*Part-time employees during rush hours on platforms
Have you ever gotten your body or belongings stuck in the door when getting on the train, when in a hurry, or just because you got caught in the crowd? There are platform employees positioned during morning rush hour to help support passengers so that they can get in and out of the train cars smoothly. Of course, they are not only there for when the doors open or close, they also are there to answer passenger questions.
◆ Cooperation by Passengers
In the above we discussed some of the ways that train companies are working to alleviate the problems associated with morning rush hour. Needless to say, it is also essential for smooth operations that train companies have the cooperation of riders. I would briefly like to discuss some of the requests made of rush hour commuters in metropolitan Tokyo.
Morning rush hour occurs according to ordinary business hours, so passengers can avoid the terrible crowds by taking a train 1 or 2 hours earlier than the rush will be. To promote this, train companies promote deals for those who are willing to be "early birds". For example, passengers can get rewards if they go through ticket gates before certain times, and they can redeem these points for their daily travels or for shopping.
*One-side Pedestrian Traffic on Concourses

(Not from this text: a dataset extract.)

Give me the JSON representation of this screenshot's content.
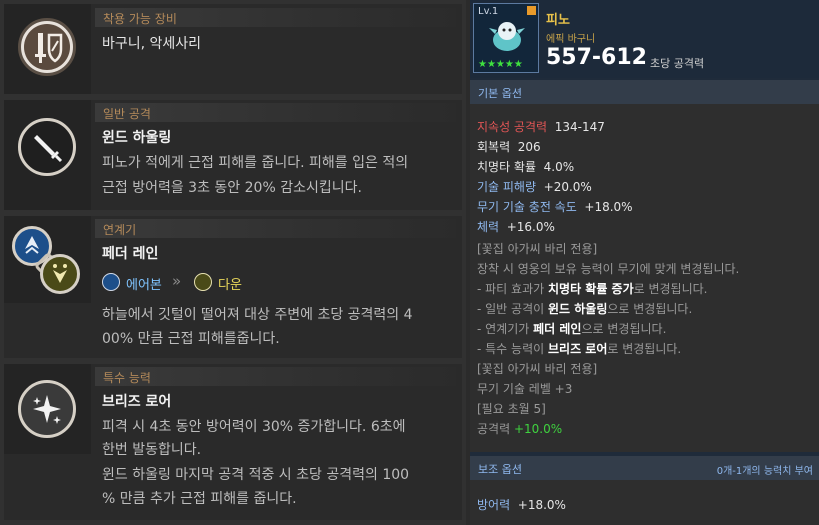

Have you ever bumped into to someone when walking on the concourse because you were both walking on the same side? Many stations in Japan indicate in which direction to walk, right side or left side, to help aid the smooth flow of passengers.
It is essential for passengers to cooperate when they're on the platform, concourse, and trains. Since it's not rules but manners that are necessary, the train companies ask for everyone's cooperation, and have devised content, such as posters. Example related to rush hour are below:

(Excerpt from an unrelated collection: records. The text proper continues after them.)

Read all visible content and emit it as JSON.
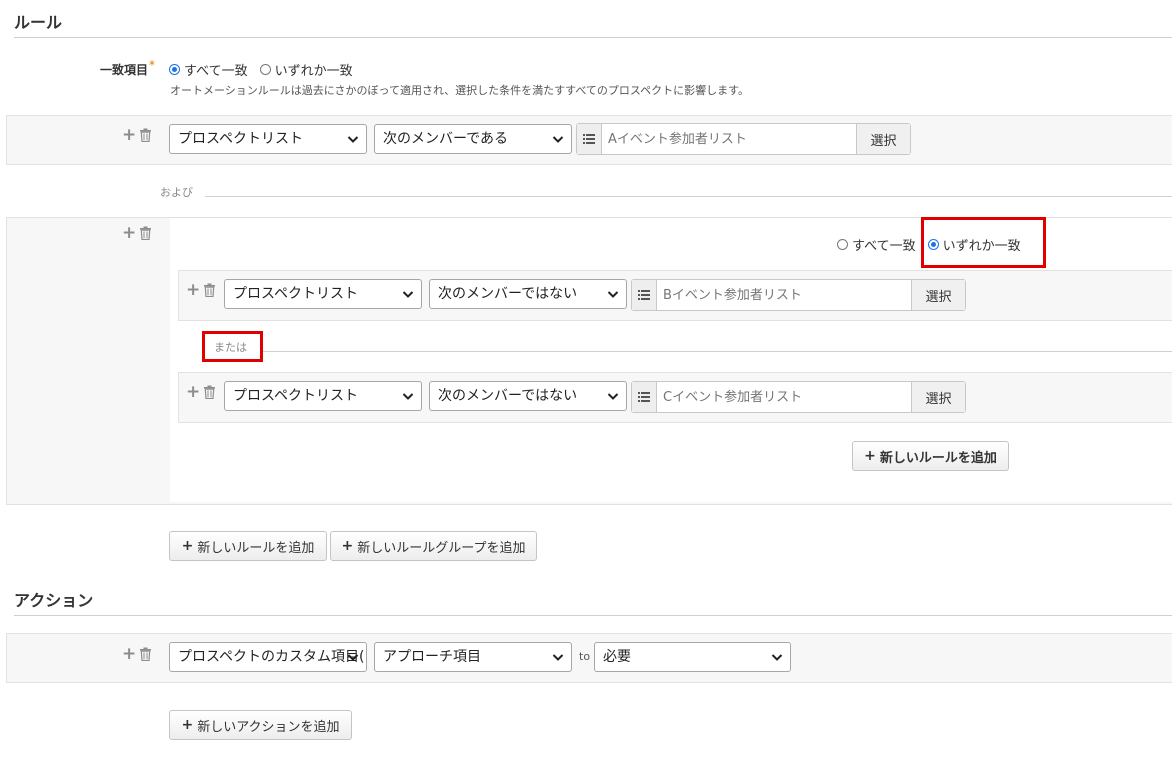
{
  "sections": {
    "rules_title": "ルール",
    "actions_title": "アクション"
  },
  "match": {
    "label": "一致項目",
    "required_mark": "*",
    "option_all": "すべて一致",
    "option_any": "いずれか一致",
    "selected": "all",
    "description": "オートメーションルールは過去にさかのぼって適用され、選択した条件を満たすすべてのプロスペクトに影響します。"
  },
  "rule1": {
    "field": "プロスペクトリスト",
    "operator": "次のメンバーである",
    "value_placeholder": "Aイベント参加者リスト",
    "select_label": "選択"
  },
  "connector_and": "および",
  "group": {
    "option_all": "すべて一致",
    "option_any": "いずれか一致",
    "selected": "any",
    "connector_or": "または",
    "rules": [
      {
        "field": "プロスペクトリスト",
        "operator": "次のメンバーではない",
        "value_placeholder": "Bイベント参加者リスト",
        "select_label": "選択"
      },
      {
        "field": "プロスペクトリスト",
        "operator": "次のメンバーではない",
        "value_placeholder": "Cイベント参加者リスト",
        "select_label": "選択"
      }
    ],
    "add_rule_label": "新しいルールを追加"
  },
  "buttons": {
    "add_rule": "新しいルールを追加",
    "add_rule_group": "新しいルールグループを追加",
    "add_action": "新しいアクションを追加"
  },
  "action": {
    "field": "プロスペクトのカスタム項目(",
    "item": "アプローチ項目",
    "to_label": "to",
    "value": "必要"
  },
  "colors": {
    "accent": "#1a73e8",
    "highlight": "#e00000",
    "panel_bg": "#f7f7f7"
  },
  "icons": {
    "add": "plus-icon",
    "delete": "trash-icon",
    "list": "list-icon",
    "dropdown": "chevron-down-icon"
  }
}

>>> Forming a line on the platform, Smooth boarding of trains
While waiting the next train, passengers are encouraged to form a line on the platform. When getting in and out the train, have you ever had difficulty because of people standing near the door and not moving? In Japan, there are posters asking for cooperation in moving out of the way when the doors are opened.
>>> Personal baggage in the trains
Have you ever been hit by someone else's baggage when standing or sitting on the train? I think many people have had this experience, especially when it is baggage on someone's back, such as backpacks. Railway companies in Japan suggest that passengers carry their baggage on their front, even backpacks. Carrying bags on your back can cause a bother for others in crowded cars but changing the way you carry them can improve flow in train cars.
People with smartphones are increasing, and that can cause various problems in railway facilities. Railway companies ask passengers to observe some cellphone manners, such as refraining from talking in cars, turning off their cellphones near priority seats, and so on. Recently the issues resulting from walking while using smartphones are also increasing, such as people falling on the rails, hitting other passengers, blocking people who are trying to walk, and etc. The companies have asked passengers to be mindful of this while using their smartphones as well. Two examples of these posters follow:
Recently, the diversity of types of work in increasing in Japan. Workers can choose short-time work, staggering their office hours, telecommuting, and so on.
However, at the same time, daily ridership in the metropolitan area is also increasing, as well as sales of commuter train passes.
Regular sales of the commuter passes indicate how many people work regularly in the downtown area of the city and it indicates the concentration of people and economic activities there.
The population in Japan is decreasing, and it's said that even in the metropolitan areas it will start to decline. In addition, the recent sharing economy for cars and bikes, development of autonomous vehicles, etc. are all threats to the vitality of the railway transportation industry. But, from the perspective of recent trends in the use of railways, railway companies will need to continue to solve issues related rush hour congestion.